In the meantime, I would remain unhappy and unchangeable in a paradoxical world – woe is me, my sour little fruit!
Looking back, I thank every part of my existence that led me to buy a one way plane ticket to SE Asia that Fall 2011. I had reached such a point of intense discomfort with life, and was yet again facing the fight-or-flight scenario; live (in love) or die (in fear). At that time, being unwilling and unaware of how to make a change, I acted on instinct and ran, with a tank full of fear to carry me me through.
As years have passed I fully realize that I ran to Thailand as a means to heal myself. I believe that all living things aim to heal themselves. This is the model that nature perpetually presents to us. If a plant loses a branch in a storm, it doesn’t wallow in its loss and harden off forever; rather, it allows scarring to occur and then finds contentment with the new sprouts which come forth in wake of the passing of the old. This process of healing oneself, like the plant, may be affected by our environment, but it is affected from within.
I had to travel to experience firsthand that happiness isn’t found in our surroundings, it’s found within our bodies; that healing isn’t something a doctor or therapist or guru can do for us. We all have to learn to care for ourselves.

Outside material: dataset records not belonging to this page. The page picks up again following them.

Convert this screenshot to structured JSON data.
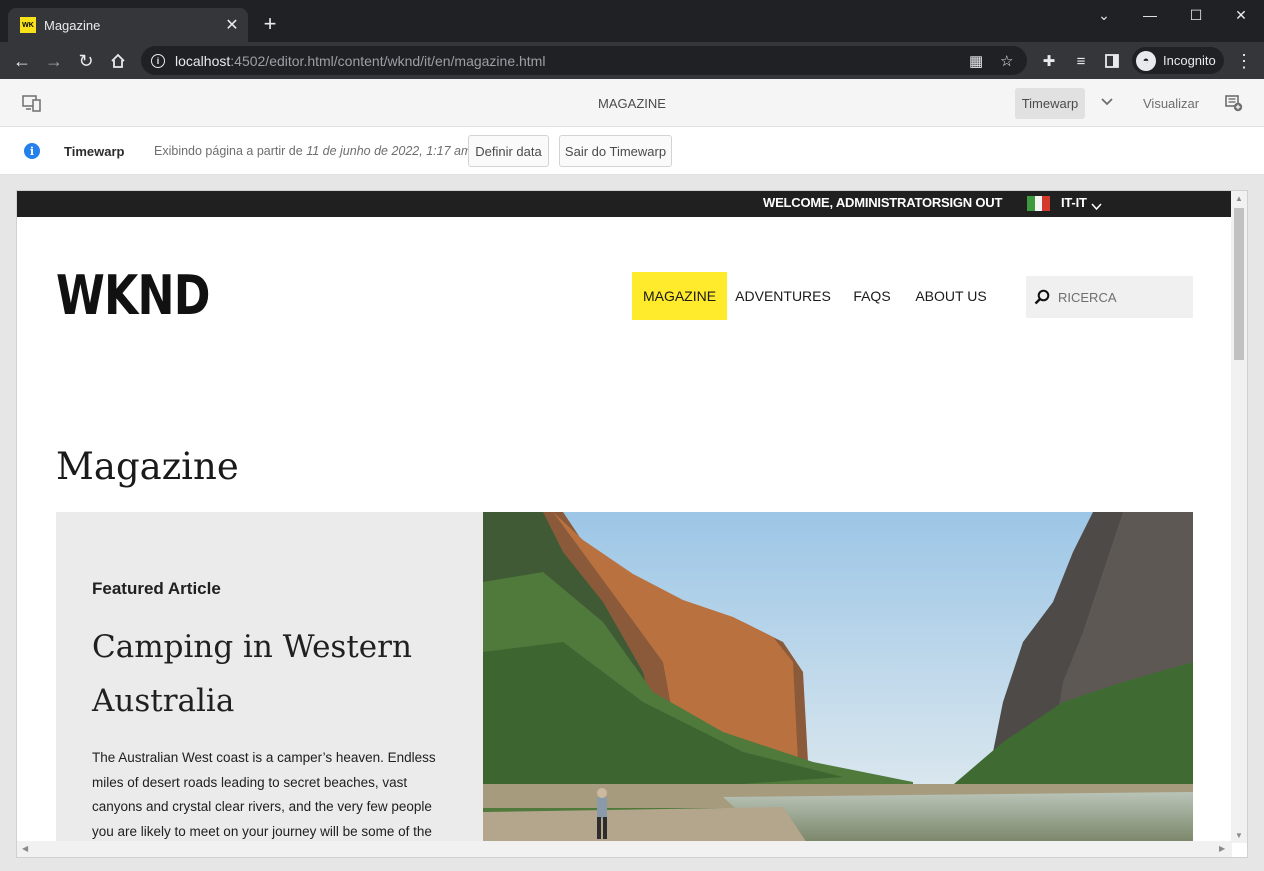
{
  "browser": {
    "tab_title": "Magazine",
    "favicon_text": "WK",
    "url_host": "localhost",
    "url_path": ":4502/editor.html/content/wknd/it/en/magazine.html",
    "profile_label": "Incognito"
  },
  "editor": {
    "page_title": "MAGAZINE",
    "timewarp_label": "Timewarp",
    "visualizar_label": "Visualizar"
  },
  "timewarp": {
    "label": "Timewarp",
    "text_prefix": "Exibindo página a partir de ",
    "text_date": "11 de junho de 2022, 1:17 am",
    "set_date_label": "Definir data",
    "exit_label": "Sair do Timewarp"
  },
  "site": {
    "welcome": "WELCOME, ADMINISTRATOR",
    "sign_out": "SIGN OUT",
    "language": "IT-IT",
    "logo": "WKND",
    "nav": [
      "MAGAZINE",
      "ADVENTURES",
      "FAQS",
      "ABOUT US"
    ],
    "search_placeholder": "RICERCA",
    "page_title": "Magazine",
    "featured": {
      "eyebrow": "Featured Article",
      "title": "Camping in Western Australia",
      "body": "The Australian West coast is a camper’s heaven. Endless miles of desert roads leading to secret beaches, vast canyons and crystal clear rivers, and the very few people you are likely to meet on your journey will be some of the most easy-"
    }
  },
  "colors": {
    "accent_yellow": "#ffea2b",
    "info_blue": "#2680eb",
    "chrome_dark": "#202124"
  }
}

I’m grateful every day for getting on that plane and leaving everything behind on a quest to find happiness (I mean, on a quest to “save the world!). I thank my friend who gave me one of the greatest gifts ever that Christmas Eve in Southern Thailand;

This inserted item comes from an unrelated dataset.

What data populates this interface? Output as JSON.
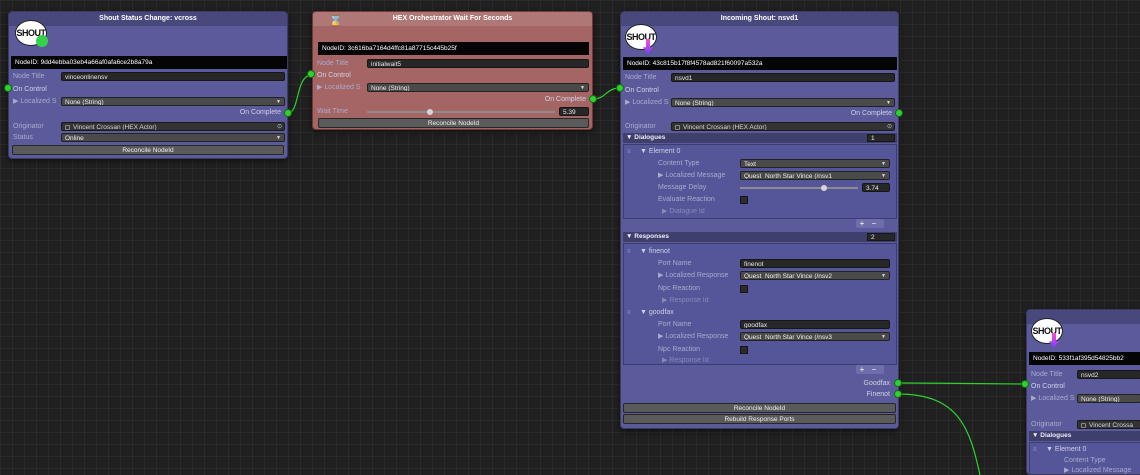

a free ticket back home.
We all come home in our own ways. Our whole life is one big journey home. Life and death; birth and decay. It’s all one big trip home to ourselves. Leaving for SE Asia was a turning point in my journey home. It forced me to look closely at myself and my current existence as a human here on Earth. I had moved away from New York because I was unhappy there. When Florida wasn’t far enough I moved to Asia. When even that wasn’t far enough, and yet I could go no further on this planet, I was finally forced to look inside and define myself more clearly. At that point, I knew I couldn’t save myself (or anyone else for that matter) until I addressed things at home, both literally and metaphorically. So I saved a bunch of money, quit my teaching job and backpacked around SE Asia, India, and Egypt for four months before heading back to the States.
As it turns out, I didn’t need to live in Thailand forever. I just needed to travel there to look into a few sacred mirrors. These mirrors showed me the way home. First they pointed me back towards Florida and later they may show me back to New York. Ultimately they showed me the home within myself. They exposed my roots, my gut and my heart.
Every day I build on these experiences, sprouting out new life, as old seeds fall to the floor to be replanted for future days. Traveling is important for expanding our boundaries and for adding definition and clarity to our lives.
But I believe it’s important not to ever let our travels keep us from coming home.
We can see sacred mirrors in every part of our experience here on Earth. Just as the roots of a Cabbage Palm are mirrors for the roots of the neighboring Florida Betony, we too serve as sacred mirrors for one another. Sometimes there are mirrors on the other side of the world that we are inspired to go look into; other times we may need to travel down the street. Sometimes these mirrors may lead us back to our native lands, and they may keep us traveling from place to place, “doing it right” and living in love.
But all mirrors, if we are open to them, eventually lead us home.
In my journey around the globe, I found what I was looking for, in the same spot in which I sit right now; Home.
Within this body, within this heart, gut, lungs, blood and breathe, I AM home. This is where we all belong, and where we’re all headed. This letter has been another journey home, and I’m thankful for that.
Enjoy your trip.